Return to shopping ‘little and often

Kantar Worldpanel insight director Georgieann Harrington said the average spend per household has increased €27 this year, largely thanks to an increased number of shopping trips. But while the average household has made 62 visits on average over the past 12 weeks, compared with 58 trips last year, the number of items per basket has fallen

And though the grocery market is in growth, the landscape remains competitive, she said.

Most major Irish retailers see sales rises

With the exception of Tesco, all of the major retailers in Ireland saw increased sales in the past 12 weeks.

Dunnes Stores had the strongest performance, growing sales by 5.9%, attracting an extra 13,000 shoppers to its stores this year with the average spend up nearly €20. Lidl logged the second highest sales growth – 5.8% – mainly due to attracting 55,000 more shoppers. Aldi’s sales grew 3.6% in the latest quarter, with the discounter also recruiting an impressive 37,000 customers versus last year.

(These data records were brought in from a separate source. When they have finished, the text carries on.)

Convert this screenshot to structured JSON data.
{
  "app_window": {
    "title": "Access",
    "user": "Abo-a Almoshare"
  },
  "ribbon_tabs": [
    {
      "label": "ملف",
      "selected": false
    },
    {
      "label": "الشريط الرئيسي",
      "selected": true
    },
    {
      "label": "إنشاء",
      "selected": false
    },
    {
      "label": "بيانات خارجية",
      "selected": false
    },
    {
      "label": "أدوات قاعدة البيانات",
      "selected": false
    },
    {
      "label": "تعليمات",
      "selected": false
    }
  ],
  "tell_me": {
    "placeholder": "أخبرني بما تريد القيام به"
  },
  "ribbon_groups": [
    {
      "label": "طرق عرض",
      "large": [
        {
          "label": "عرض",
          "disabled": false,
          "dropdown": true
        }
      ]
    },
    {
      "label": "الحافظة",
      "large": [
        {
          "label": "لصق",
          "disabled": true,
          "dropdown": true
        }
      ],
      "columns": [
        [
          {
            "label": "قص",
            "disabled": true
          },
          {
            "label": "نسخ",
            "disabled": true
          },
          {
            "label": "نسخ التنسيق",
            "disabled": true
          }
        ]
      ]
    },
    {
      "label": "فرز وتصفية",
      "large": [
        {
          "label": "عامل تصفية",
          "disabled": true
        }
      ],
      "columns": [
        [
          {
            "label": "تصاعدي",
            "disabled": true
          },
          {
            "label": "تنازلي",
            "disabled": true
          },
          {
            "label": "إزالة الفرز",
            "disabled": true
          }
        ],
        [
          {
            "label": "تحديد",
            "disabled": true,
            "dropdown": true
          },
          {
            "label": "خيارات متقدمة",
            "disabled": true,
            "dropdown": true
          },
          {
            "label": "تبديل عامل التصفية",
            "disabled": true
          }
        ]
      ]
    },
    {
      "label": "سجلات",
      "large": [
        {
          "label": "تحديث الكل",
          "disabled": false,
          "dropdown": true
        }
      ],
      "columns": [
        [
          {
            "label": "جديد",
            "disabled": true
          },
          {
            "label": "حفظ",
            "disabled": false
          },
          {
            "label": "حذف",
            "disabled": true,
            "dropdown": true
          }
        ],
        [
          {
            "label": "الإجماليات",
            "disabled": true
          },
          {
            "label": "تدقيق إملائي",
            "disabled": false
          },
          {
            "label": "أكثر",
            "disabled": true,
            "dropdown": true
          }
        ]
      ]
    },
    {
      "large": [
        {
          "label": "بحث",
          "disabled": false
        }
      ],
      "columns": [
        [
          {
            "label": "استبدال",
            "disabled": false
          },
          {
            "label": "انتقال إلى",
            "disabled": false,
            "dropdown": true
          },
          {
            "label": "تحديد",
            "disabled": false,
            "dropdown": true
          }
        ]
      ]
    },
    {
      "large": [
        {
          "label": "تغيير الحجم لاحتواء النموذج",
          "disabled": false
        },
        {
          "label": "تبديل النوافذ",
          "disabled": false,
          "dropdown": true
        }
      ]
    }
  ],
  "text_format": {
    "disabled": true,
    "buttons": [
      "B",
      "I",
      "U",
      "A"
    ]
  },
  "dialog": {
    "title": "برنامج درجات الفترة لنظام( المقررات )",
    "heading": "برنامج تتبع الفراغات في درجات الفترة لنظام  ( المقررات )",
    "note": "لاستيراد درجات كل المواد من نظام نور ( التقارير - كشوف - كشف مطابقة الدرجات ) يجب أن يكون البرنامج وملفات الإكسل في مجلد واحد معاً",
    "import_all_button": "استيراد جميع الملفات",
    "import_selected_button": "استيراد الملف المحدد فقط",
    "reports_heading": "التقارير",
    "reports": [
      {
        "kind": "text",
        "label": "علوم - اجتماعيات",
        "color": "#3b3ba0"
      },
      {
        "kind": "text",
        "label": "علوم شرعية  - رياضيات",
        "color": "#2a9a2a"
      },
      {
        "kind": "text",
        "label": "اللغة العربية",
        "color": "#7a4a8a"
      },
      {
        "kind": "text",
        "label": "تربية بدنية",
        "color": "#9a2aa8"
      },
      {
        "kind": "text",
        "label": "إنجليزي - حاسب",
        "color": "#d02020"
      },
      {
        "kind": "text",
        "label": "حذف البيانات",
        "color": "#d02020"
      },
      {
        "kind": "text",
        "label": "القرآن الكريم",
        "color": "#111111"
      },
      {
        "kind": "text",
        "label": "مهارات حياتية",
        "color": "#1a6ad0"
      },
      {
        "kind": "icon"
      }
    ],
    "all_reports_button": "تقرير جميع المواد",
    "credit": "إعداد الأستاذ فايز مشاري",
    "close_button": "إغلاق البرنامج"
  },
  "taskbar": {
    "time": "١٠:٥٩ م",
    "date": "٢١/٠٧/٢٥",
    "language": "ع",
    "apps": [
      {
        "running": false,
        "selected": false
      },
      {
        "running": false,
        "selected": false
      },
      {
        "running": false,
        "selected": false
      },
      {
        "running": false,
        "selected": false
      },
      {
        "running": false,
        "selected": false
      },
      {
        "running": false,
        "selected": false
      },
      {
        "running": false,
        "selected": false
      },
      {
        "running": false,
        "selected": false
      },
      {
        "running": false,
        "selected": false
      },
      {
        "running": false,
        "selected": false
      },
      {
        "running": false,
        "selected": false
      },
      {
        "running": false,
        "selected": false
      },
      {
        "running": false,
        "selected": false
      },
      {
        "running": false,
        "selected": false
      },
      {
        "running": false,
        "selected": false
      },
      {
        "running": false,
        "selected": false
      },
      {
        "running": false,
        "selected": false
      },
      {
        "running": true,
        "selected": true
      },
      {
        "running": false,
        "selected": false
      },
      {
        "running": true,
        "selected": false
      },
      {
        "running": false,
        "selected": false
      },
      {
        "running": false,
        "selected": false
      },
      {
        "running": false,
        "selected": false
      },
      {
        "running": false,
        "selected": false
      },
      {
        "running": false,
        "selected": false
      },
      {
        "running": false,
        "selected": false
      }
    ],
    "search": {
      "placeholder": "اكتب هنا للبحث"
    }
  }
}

SuperValu retained its position as Ireland’s largest retailer, growing its sales by 1.4% and capturing 22.6% of market share. Harrington said SuperValu’s success is largely down to persuading the average shopper to spend an extra €14 per trip, no doubt driven by its ‘Let’s Get Cooking’ campaign.

“Sales remain challenging for Tesco in second place: the retailer saw a decline of 2.7% in the past 12 weeks. It’s not all bad news for Ireland’s number two retailer though, with the number of visits to its stores edging up: from 14 on average last year to 15 this year,” she said.

Source: http://www.kantarworldpanel.com/ie/Press-Releases/Irish-grocery-market-growing-but-uncertain-times-ahead